However, as I constantly have to remind myself, this is a journey. I’m always going to be a work in progress. Maybe that’s why I jump into so many things with such passion but then they seem to fade away, like my hard core workout program and being vegan. I have always felt a little ashamed about this. As though my passion was only surface and this is evidence that I am a somewhat unreliable person, always moving from one thing to the next. But what if that isn’t true? What if instead of being brief lived passions they are stepping stones? What if my time being vegan served its purpose and opened the doors or paved the way for the next thing? What if instead of saying I get really enthused about something and then lose interest, I say I jump in and allow myself to become filled with all that one thing has to offer and then after saturating myself, I take what is valuable to me and jump to the next one thing? I am not giving up, or losing interest, I am growing. Can I hold onto that?

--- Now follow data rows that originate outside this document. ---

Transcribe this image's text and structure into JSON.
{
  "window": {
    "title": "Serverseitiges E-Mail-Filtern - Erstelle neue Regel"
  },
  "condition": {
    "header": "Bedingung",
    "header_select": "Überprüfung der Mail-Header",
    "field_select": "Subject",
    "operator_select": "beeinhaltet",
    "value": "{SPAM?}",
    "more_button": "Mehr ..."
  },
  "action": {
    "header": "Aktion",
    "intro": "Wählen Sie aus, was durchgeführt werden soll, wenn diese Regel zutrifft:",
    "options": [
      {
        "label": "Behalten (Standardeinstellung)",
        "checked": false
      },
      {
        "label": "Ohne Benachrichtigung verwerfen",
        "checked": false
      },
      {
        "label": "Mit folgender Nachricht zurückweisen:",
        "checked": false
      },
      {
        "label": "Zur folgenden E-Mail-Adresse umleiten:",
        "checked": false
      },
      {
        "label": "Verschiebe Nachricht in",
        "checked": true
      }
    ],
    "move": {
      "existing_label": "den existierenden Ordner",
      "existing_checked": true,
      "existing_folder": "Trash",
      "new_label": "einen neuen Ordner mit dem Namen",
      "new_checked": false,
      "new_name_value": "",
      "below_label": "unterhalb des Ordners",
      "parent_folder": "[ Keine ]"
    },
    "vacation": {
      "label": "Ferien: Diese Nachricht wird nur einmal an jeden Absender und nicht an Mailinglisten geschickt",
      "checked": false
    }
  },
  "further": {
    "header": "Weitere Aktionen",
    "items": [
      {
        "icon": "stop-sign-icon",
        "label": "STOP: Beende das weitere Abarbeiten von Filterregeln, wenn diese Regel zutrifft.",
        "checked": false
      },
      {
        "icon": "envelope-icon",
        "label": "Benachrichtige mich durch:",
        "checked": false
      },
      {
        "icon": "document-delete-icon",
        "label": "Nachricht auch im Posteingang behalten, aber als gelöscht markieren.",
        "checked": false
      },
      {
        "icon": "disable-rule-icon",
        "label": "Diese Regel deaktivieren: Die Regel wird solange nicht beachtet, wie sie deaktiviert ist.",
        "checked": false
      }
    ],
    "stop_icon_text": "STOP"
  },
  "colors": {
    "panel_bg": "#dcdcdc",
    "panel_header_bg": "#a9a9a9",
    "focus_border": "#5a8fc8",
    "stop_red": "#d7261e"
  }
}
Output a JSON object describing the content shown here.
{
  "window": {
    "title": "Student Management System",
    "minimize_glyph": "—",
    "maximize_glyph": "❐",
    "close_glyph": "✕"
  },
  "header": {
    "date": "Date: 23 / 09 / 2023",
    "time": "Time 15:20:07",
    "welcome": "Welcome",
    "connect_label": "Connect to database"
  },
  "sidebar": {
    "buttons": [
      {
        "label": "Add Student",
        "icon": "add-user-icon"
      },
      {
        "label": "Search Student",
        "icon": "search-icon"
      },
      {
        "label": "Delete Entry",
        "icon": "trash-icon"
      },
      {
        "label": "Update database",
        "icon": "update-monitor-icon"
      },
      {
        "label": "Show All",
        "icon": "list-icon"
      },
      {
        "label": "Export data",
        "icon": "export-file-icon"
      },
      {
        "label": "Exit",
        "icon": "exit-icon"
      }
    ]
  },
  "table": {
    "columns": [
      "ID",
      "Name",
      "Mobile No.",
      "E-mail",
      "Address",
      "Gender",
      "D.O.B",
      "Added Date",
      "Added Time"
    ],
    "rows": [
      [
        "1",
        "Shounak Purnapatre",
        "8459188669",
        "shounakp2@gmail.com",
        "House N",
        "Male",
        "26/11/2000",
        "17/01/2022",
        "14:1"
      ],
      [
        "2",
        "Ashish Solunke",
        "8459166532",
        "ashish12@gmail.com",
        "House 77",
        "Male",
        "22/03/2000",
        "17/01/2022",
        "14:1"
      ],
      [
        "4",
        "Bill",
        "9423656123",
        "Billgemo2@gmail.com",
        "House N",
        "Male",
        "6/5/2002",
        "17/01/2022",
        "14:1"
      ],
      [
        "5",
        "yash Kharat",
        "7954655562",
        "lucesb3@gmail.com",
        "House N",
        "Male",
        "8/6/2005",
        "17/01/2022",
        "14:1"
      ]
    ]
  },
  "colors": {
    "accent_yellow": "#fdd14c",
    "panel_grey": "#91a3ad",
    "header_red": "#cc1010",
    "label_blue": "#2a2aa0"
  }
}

Maybe that is part of the appeal of the ninety day challenge. It has an end point. It is a beginning and I can reuse it, but I don’t have to. Or I can use it how I want. That’s a hard one for me, because I feel as though if I don’t do it exactly then I am failing. I have to work on that. For now I am working on being over fifty and trying to be okay with what I see in the mirror and who I am in life. Small words that have so many big emotions and thoughts. So I am hoping that small changes in my behaviour and my thoughts help bring big changes in my feelings and self image. For today, I am going to do my workout and try to live in the idea of abundance, gratitude and grace.
And maybe some wine. I mean, it’s Saturday and I’m not a saint.